If the polls are to obey the expectation of most pundits and show a swing back to the main parties in the run-up to the general election, they better hurry up. We’ve only two months to go, and the polls aren’t really showing anything of the sort:
The Tories’ average for February was 32.3%: up a tiny 0.2 points on January, but down 0.9 points on where the party was 12 months ago.
Labour’s average of 33.5% was an improvement of 0.5 points on January, but down from 37.4% in March 2014.
Ukip is continuing to register a decline in the polls, but it’s very modest. The party’s score of 14.6% for February is its lowest monthly average since August 2014.
The biggest story of February, in so far as anything can be described as big in a month where no party rose or fell more than 0.5 points, concerns the Liberal Democrats. Halfway through the month the party was on 7.2%: another record low for this parliament. But they finished the month on 7.6%: not only up on 7.2%. but also above where they finished in January (7.5%). It’s the first time since October that the Lib Dems have ended a month higher than where they began. Granted, a month-on-month rise of 0.1 points is almost as small as you can get, but the fact the party put on 0.4 points in the second half of the month is noteworthy.
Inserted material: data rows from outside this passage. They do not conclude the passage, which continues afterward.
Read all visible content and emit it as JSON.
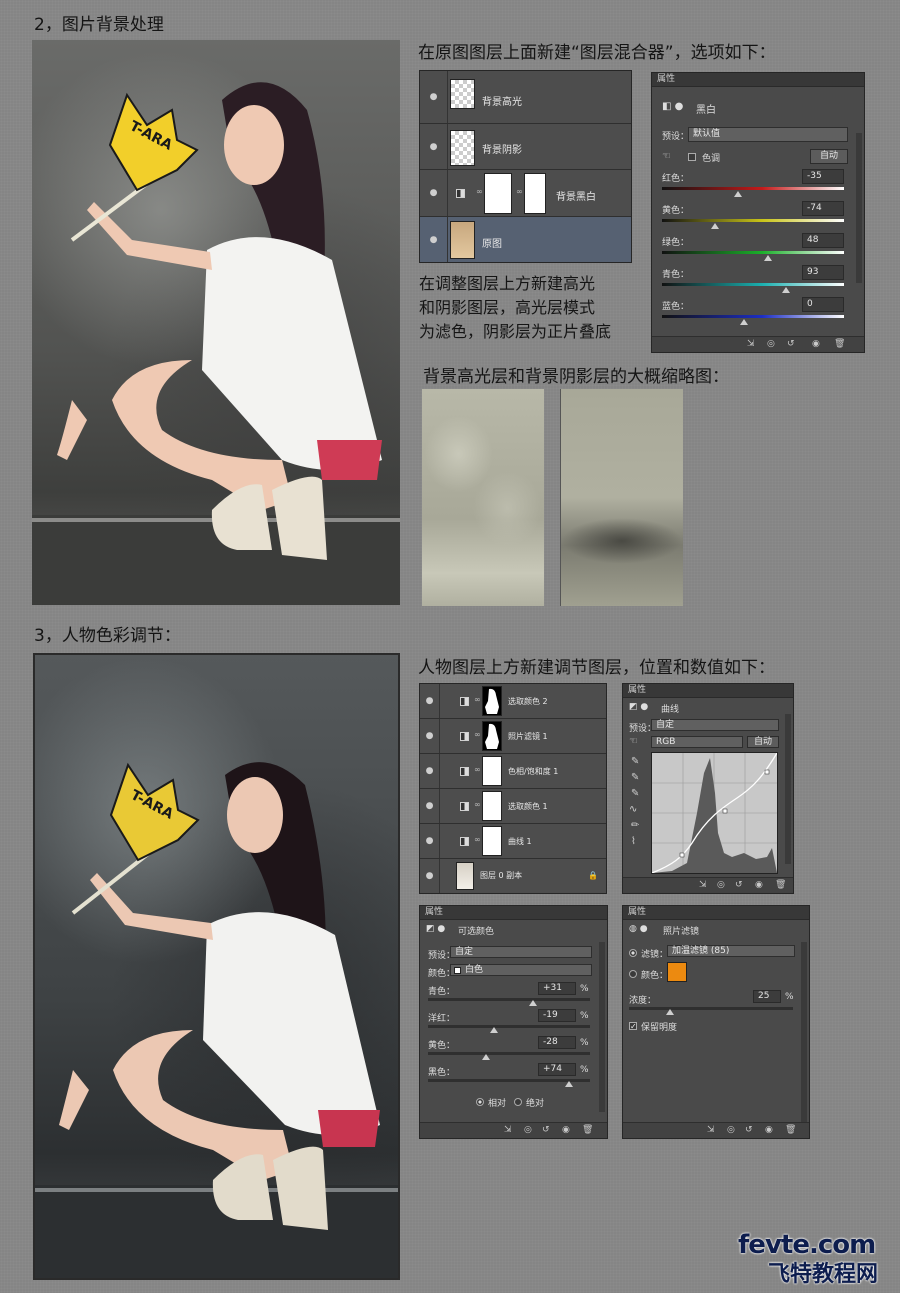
{
  "section2": {
    "heading": "2，图片背景处理",
    "instruction": "在原图图层上面新建“图层混合器”，选项如下：",
    "layers": [
      {
        "name": "背景高光",
        "type": "empty"
      },
      {
        "name": "背景阴影",
        "type": "empty"
      },
      {
        "name": "背景黑白",
        "type": "adjustment"
      },
      {
        "name": "原图",
        "type": "photo"
      }
    ],
    "note_lines": [
      "在调整图层上方新建高光",
      "和阴影图层，高光层模式",
      "为滤色，阴影层为正片叠底"
    ],
    "thumb_caption": "背景高光层和背景阴影层的大概缩略图：",
    "bw_panel": {
      "tab": "属性",
      "title": "黑白",
      "preset_label": "预设：",
      "preset_value": "默认值",
      "tint_label": "色调",
      "auto_label": "自动",
      "sliders": [
        {
          "label": "红色：",
          "value": "-35",
          "pos": 0.42,
          "color": "#c41a1a"
        },
        {
          "label": "黄色：",
          "value": "-74",
          "pos": 0.29,
          "color": "#c9c418"
        },
        {
          "label": "绿色：",
          "value": "48",
          "pos": 0.58,
          "color": "#1bb02a"
        },
        {
          "label": "青色：",
          "value": "93",
          "pos": 0.68,
          "color": "#1bb0b0"
        },
        {
          "label": "蓝色：",
          "value": "0",
          "pos": 0.45,
          "color": "#1c2ec4"
        }
      ]
    }
  },
  "section3": {
    "heading": "3，人物色彩调节：",
    "instruction": "人物图层上方新建调节图层，位置和数值如下：",
    "layers": [
      {
        "name": "选取颜色 2",
        "type": "sel-mask"
      },
      {
        "name": "照片滤镜 1",
        "type": "sel-mask"
      },
      {
        "name": "色相/饱和度 1",
        "type": "white"
      },
      {
        "name": "选取颜色 1",
        "type": "white"
      },
      {
        "name": "曲线 1",
        "type": "white"
      },
      {
        "name": "图层 0 副本",
        "type": "photo"
      }
    ],
    "curves_panel": {
      "tab": "属性",
      "title": "曲线",
      "preset_label": "预设：",
      "preset_value": "自定",
      "channel": "RGB",
      "auto_label": "自动"
    },
    "selective_panel": {
      "tab": "属性",
      "title": "可选颜色",
      "preset_label": "预设：",
      "preset_value": "自定",
      "color_label": "颜色：",
      "color_value": "白色",
      "percent": "%",
      "sliders": [
        {
          "label": "青色：",
          "value": "+31",
          "pos": 0.65
        },
        {
          "label": "洋红：",
          "value": "-19",
          "pos": 0.41
        },
        {
          "label": "黄色：",
          "value": "-28",
          "pos": 0.36
        },
        {
          "label": "黑色：",
          "value": "+74",
          "pos": 0.87
        }
      ],
      "relative_label": "相对",
      "absolute_label": "绝对"
    },
    "photo_filter_panel": {
      "tab": "属性",
      "title": "照片滤镜",
      "filter_label": "滤镜：",
      "filter_value": "加温滤镜 (85)",
      "color_label": "颜色：",
      "swatch_color": "#ec8a10",
      "density_label": "浓度：",
      "density_value": "25",
      "density_pos": 0.25,
      "percent": "%",
      "preserve_label": "保留明度"
    }
  },
  "watermark": {
    "line1": "fevte.com",
    "line2": "飞特教程网"
  },
  "photo_caption_text": "T-ARA"
}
Overall, the polls are continuing to pursue their trends of the past few months. This kind of pattern is not unexceptional; it happened in 2005, for example. But it’s a pattern that persists in failing to fit in with the narrative of some sections of the media, in particular some commentators and academics, whose analysis and predictions are rooted on the polls showing a swing back to the Tories and Labour.
Maybe it will happen. Maybe it is already happening and the pollsters aren’t picking it up. For now, the polls continue to tell their own story and show their own trends. Whether any of it bears relation to the result of the general election is something that, as I’ve said many times, needs to be treated with extreme caution.